On the 20th of January (this coming Friday), Nadine Dorries MP’s sex education bill requiring schools to discuss abstinence in the classroom with girls gets its second reading. The summary of the bill taken from the UK Parliament website is as follows:
A Bill to require schools to provide certain additional sex education to girls aged between 13 and 16; to provide that such education must include information and advice on the benefits of abstinence from sexual activity; and for connected purposes.
In her blog entry following the first reading on May 4th 2011 (it was passed 67-61 votes) she explains the reasons for presenting the bill. She states that,

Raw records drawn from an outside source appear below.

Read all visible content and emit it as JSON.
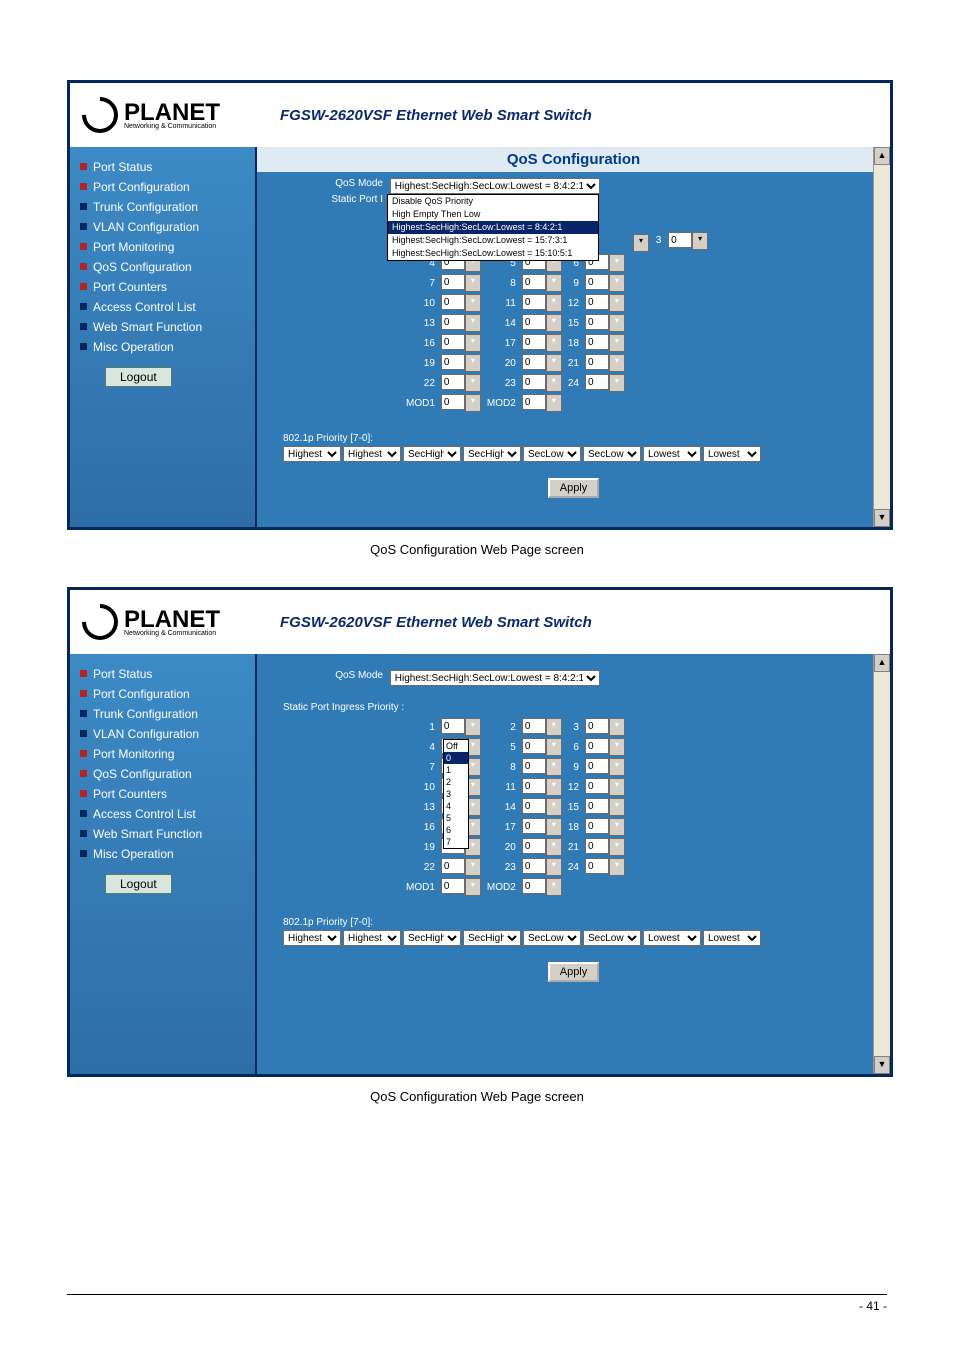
{
  "banner": {
    "logo_text": "PLANET",
    "logo_sub": "Networking & Communication",
    "title": "FGSW-2620VSF Ethernet Web Smart Switch"
  },
  "sidebar": {
    "items": [
      {
        "label": "Port Status",
        "color": "#b22424"
      },
      {
        "label": "Port Configuration",
        "color": "#b22424"
      },
      {
        "label": "Trunk Configuration",
        "color": "#08265c"
      },
      {
        "label": "VLAN Configuration",
        "color": "#08265c"
      },
      {
        "label": "Port Monitoring",
        "color": "#b22424"
      },
      {
        "label": "QoS Configuration",
        "color": "#b22424"
      },
      {
        "label": "Port Counters",
        "color": "#b22424"
      },
      {
        "label": "Access Control List",
        "color": "#08265c"
      },
      {
        "label": "Web Smart Function",
        "color": "#08265c"
      },
      {
        "label": "Misc Operation",
        "color": "#08265c"
      }
    ],
    "logout": "Logout"
  },
  "panel_title": "QoS Configuration",
  "panel1": {
    "mode_label": "QoS Mode",
    "mode_value": "Highest:SecHigh:SecLow:Lowest = 8:4:2:1",
    "static_label": "Static Port I",
    "mode_options": [
      "Disable QoS Priority",
      "High Empty Then Low",
      "Highest:SecHigh:SecLow:Lowest = 8:4:2:1",
      "Highest:SecHigh:SecLow:Lowest = 15:7:3:1",
      "Highest:SecHigh:SecLow:Lowest = 15:10:5:1"
    ],
    "ports_head_col3": "3",
    "rows": [
      [
        "4",
        "0",
        "5",
        "0",
        "6",
        "0"
      ],
      [
        "7",
        "0",
        "8",
        "0",
        "9",
        "0"
      ],
      [
        "10",
        "0",
        "11",
        "0",
        "12",
        "0"
      ],
      [
        "13",
        "0",
        "14",
        "0",
        "15",
        "0"
      ],
      [
        "16",
        "0",
        "17",
        "0",
        "18",
        "0"
      ],
      [
        "19",
        "0",
        "20",
        "0",
        "21",
        "0"
      ],
      [
        "22",
        "0",
        "23",
        "0",
        "24",
        "0"
      ],
      [
        "MOD1",
        "0",
        "MOD2",
        "0",
        "",
        ""
      ]
    ]
  },
  "panel2": {
    "mode_label": "QoS Mode",
    "mode_value": "Highest:SecHigh:SecLow:Lowest = 8:4:2:1",
    "static_label": "Static Port Ingress Priority :",
    "rows": [
      [
        "1",
        "0",
        "2",
        "0",
        "3",
        "0"
      ],
      [
        "4",
        "Off",
        "5",
        "0",
        "6",
        "0"
      ],
      [
        "7",
        "",
        "8",
        "0",
        "9",
        "0"
      ],
      [
        "10",
        "",
        "11",
        "0",
        "12",
        "0"
      ],
      [
        "13",
        "",
        "14",
        "0",
        "15",
        "0"
      ],
      [
        "16",
        "",
        "17",
        "0",
        "18",
        "0"
      ],
      [
        "19",
        "0",
        "20",
        "0",
        "21",
        "0"
      ],
      [
        "22",
        "0",
        "23",
        "0",
        "24",
        "0"
      ],
      [
        "MOD1",
        "0",
        "MOD2",
        "0",
        "",
        ""
      ]
    ],
    "sub_options": [
      "Off",
      "0",
      "1",
      "2",
      "3",
      "4",
      "5",
      "6",
      "7"
    ]
  },
  "prio": {
    "label": "802.1p Priority [7-0]:",
    "values": [
      "Highest",
      "Highest",
      "SecHigh",
      "SecHigh",
      "SecLow",
      "SecLow",
      "Lowest",
      "Lowest"
    ]
  },
  "apply": "Apply",
  "caption": "QoS Configuration Web Page screen",
  "footer": "- 41 -"
}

“I am not seeking to diminish sex education as taught at present, but to include the empowering option that young girls can just say no. In school, children are taught to base the decision whether or not to have sex on their feelings and wishes. I don’t believe young girls under the age of 16 have consistent feelings and that they can change from day to day. My bill was about making boys wait being an empowering and cool thing for girls to do and that it should be taught as a viable, if not preferable option for girls aged 16 and under – especially as sex at that age is unlawful.”
Irrespective of any religious beliefs someone may have about teenage sex, I find it very hard to see how anyone can argue against giving girls the chance to consider the benefits of holding back from sexual activity at a young age. Any sexual engagement for young people obviously carries the risks of pregnancy, subsequent abortion and the contraction of sexually transmitted infections (STIs). The number of reported STIs by sexual health clinics in the UK is increasing rapidly year on year with 482,900 recorded in 2009. Two thirds of these cases were females aged 15 to 24. Many studies have shown that young adults are more likely to have unsafe sex and that they often lack the skills and confidence to negotiate safer methods. There have been conflicting studies about whether early sexual activity causes long term mental health issues, but surely there is less chance of this in any form, if a young person is abstaining from rather than having sex. The UK has the second highest teenage pregnancy rate in the world behind the US and the highest teenage abortion rate in western Europe. This strongly suggests that the current sex and relationship education (SRE) in schools is not particularly effective. More focus by educators towards young people thinking carefully about the implications of engaging in sexual activity has to be of value.
Not entirely surprisingly, the National Secular Society is opposing this bill. In fact, they will be supporting a demonstration outside Parliament on the 20th to protest against it. You can read their objections here. Something has fundamentally shifted in our society’s moral values (and not for the better) over the last few decades. For centuries abstinence was seen as the norm outside of marriage, but now in some circles any form of abstinence is seen as totally outdated and something even to be fought against. When did we decide that ideology was more important than the well being of our children?
If you believe that this bill is of value, then I would recommend that you contact your local MP to encourage them to support the bill. You can find your MP’s details here.